conducted at the John de Silva theatre. Maha Ravana which is by young
dramatist Pabalu Wijeyagunawardena, will be held on May 30, 2008 at 6.15
p.m. at John de Silva Theatre.
The ballet Maha Ravana though follows the story line of the Valmiky (tm)s
epic Ramayanaya, renders a novel interpretation the character of Ravana.
The 40 odd cast includes Kumudu Nishantha who plays the main role Ravana
and Wasanthi Ranwala.
A prominent characteristic of Maha Ravana is that the body language
and dance has been used as a principle mode of expression without any
dialogue. Perhaps, it has its own strengths and weaknesses. When there
are no wards and the body language and dance take their place, the
ballet takes a universal shape enabling persons of diverse nationalities
to comprehend the ballet.
On the other hand, this makes difficult for actors and actresses to
express subtle nuances of characters without words.
Enthusiasm on the part of actors and actresses were amply manifested
by the continuous effort they put up in portraying the subtle nuances of
each character. Maha Ramayana explores some of the missing links of the
Ramayanaya which the director has incorporated into the ballet as a
result of meticulous research into the legend.
Amidst much enthusiasm and tireless hours of practice to achieve
perfection ‘Talents 2008’ came alive with pulsating rhythm, catchy dance
moves and rib tickling comedy making the event a great success; a
performance by the illustrious students of the Arts Circle of the
Faculty of Medical Sciences of the University of Sri Jayewardenepura who
believed in simply making the best of both worlds.
Performing to an audience packed to capacity at their annual
celebration of dance, music, singing and drama held at the Maharagama
Youth Center last week; these students showcased a fun filled evening of
entertainment with a kaleidoscope of talent and many original
presentations in trilingual catchy rhythms spearheaded by the musical
gurus of the Faculty.
A thirteen year record of successful annual productions was started
in 1995. This year too all funds collected at the show will be donated
towards a worthy cause.
The breathtaking evening’s entertainment saw the composer, musical
arrangements and the orchestra form the framework of the songs for
soloists, choirs and instrumental work together with a series of dances
sequences of both western and oriental traditional dancing.
As laughter is the best medicine,the comedy performed by the
dramatists and members of the staff did justice to the saying leaving
the audience in stitches and a bout of laughter.
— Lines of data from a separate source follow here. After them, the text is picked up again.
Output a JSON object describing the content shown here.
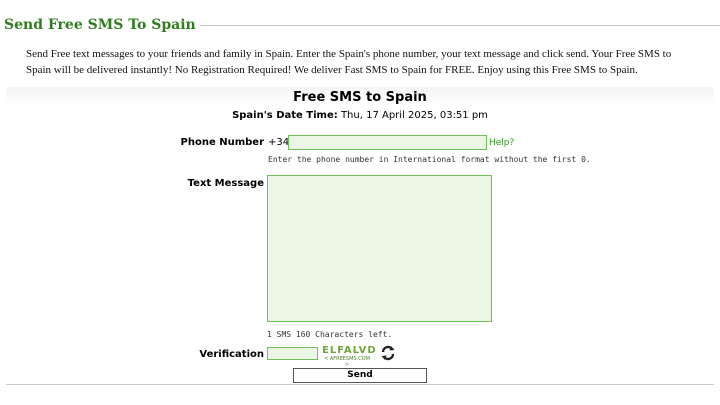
{
  "section": {
    "title": "Send Free SMS To Spain",
    "intro": "Send Free text messages to your friends and family in Spain. Enter the Spain's phone number, your text message and click send. Your Free SMS to Spain will be delivered instantly! No Registration Required! We deliver Fast SMS to Spain for FREE. Enjoy using this Free SMS to Spain."
  },
  "form": {
    "title": "Free SMS to Spain",
    "date_label": "Spain's Date Time:",
    "date_value": "Thu, 17 April 2025, 03:51 pm",
    "phone": {
      "label": "Phone Number",
      "prefix": "+34",
      "value": "",
      "help_label": "Help?",
      "hint": "Enter the phone number in International format without the first 0."
    },
    "message": {
      "label": "Text Message",
      "value": "",
      "counter": "1 SMS 160 Characters left."
    },
    "verification": {
      "label": "Verification",
      "value": "",
      "captcha_text": "ELFALVD",
      "captcha_sub": "< AFREESMS.COM >",
      "refresh_icon": "refresh-icon"
    },
    "send_label": "Send"
  },
  "colors": {
    "title_green": "#2e7d1f",
    "input_bg": "#ecf6e4",
    "input_border": "#6fbf5a",
    "link_green": "#2e9a1f"
  }
}
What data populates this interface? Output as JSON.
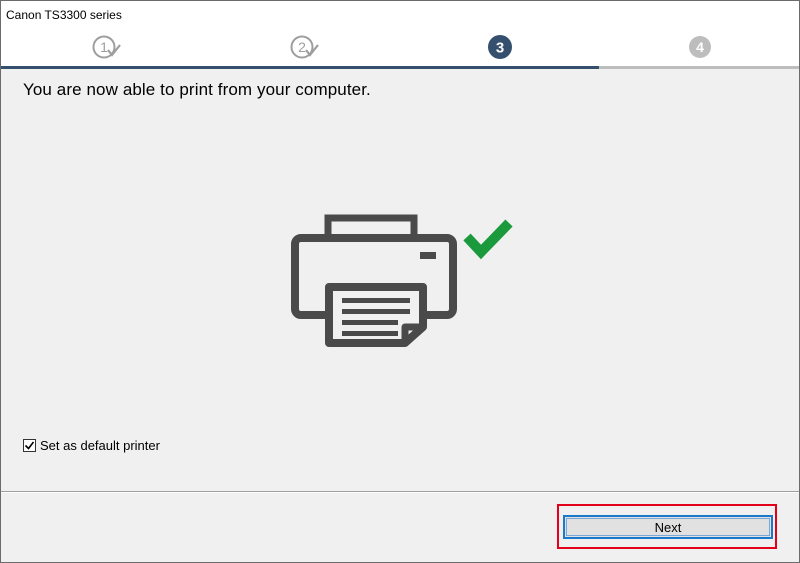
{
  "window": {
    "title": "Canon TS3300 series"
  },
  "steps": [
    {
      "number": "1",
      "state": "done"
    },
    {
      "number": "2",
      "state": "done"
    },
    {
      "number": "3",
      "state": "current"
    },
    {
      "number": "4",
      "state": "pending"
    }
  ],
  "content": {
    "heading": "You are now able to print from your computer.",
    "illustration": {
      "icon": "printer-icon",
      "status_icon": "checkmark-icon",
      "check_color": "#1a9a3c"
    },
    "default_printer": {
      "label": "Set as default printer",
      "checked": true
    }
  },
  "footer": {
    "next_label": "Next"
  },
  "colors": {
    "active_step": "#34506e",
    "inactive_step": "#bdbdbd",
    "highlight": "#e3001b",
    "focus": "#1979ca"
  }
}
All in all ‘Talents 2008’ was a remarkable performance and display of
diversity and exuberance at its best. Heartfelt gratitude and thanks to
the unstinted support extended by the Dean and the Vice Chancellor of
the University. Their words of encouragement, wisdom and patience have
undoubtedly been the strong foundation of the magnitude of this event.
A sitar rectal by Visharadha Jagath Chaminda will be held at Indian
Cultural Centre on May 30.
Chaminda studied basics of Sitar under the tutelage of his father who
is an instructor of music, is a student of Senior Lecturer in Music Dr.
Nirmala Kumari Rodrigo and earned his degree in Sitar from the
University of Visual and Performing Arts in 1995.
He has demonstrated his talents amply in his chosen craft not only
winning awards in Sri Lanka but also for presenting sitar recitals at
“World Cultural Open”,a cultural festival held in Korea in 2005 and at
the “Signal Festival” held in Edinburg in Scotland. Jagath Chaminda has
also presented sitar recitals at SLBC and SLRC ensembles.
Bharathanatya Arangethram of Keerthana and Saranya Sivasubramaniam
will take place at New Kathiresan Hall, Bambalapitiya on Saturday at 6
p.m. Member of the Tamilnadu Legislative Assembly N. Malairaja will be
the chief guest. Chairman of Royal Institute International, G. T.
Bandara and Principal of Royal Institute International, Nugegoda will be
the guests of honour.
Keerthana and Saranya are students of Kalasuri Vasugy Jegatheeswaran,
Directress of Natya Kala Mandhir.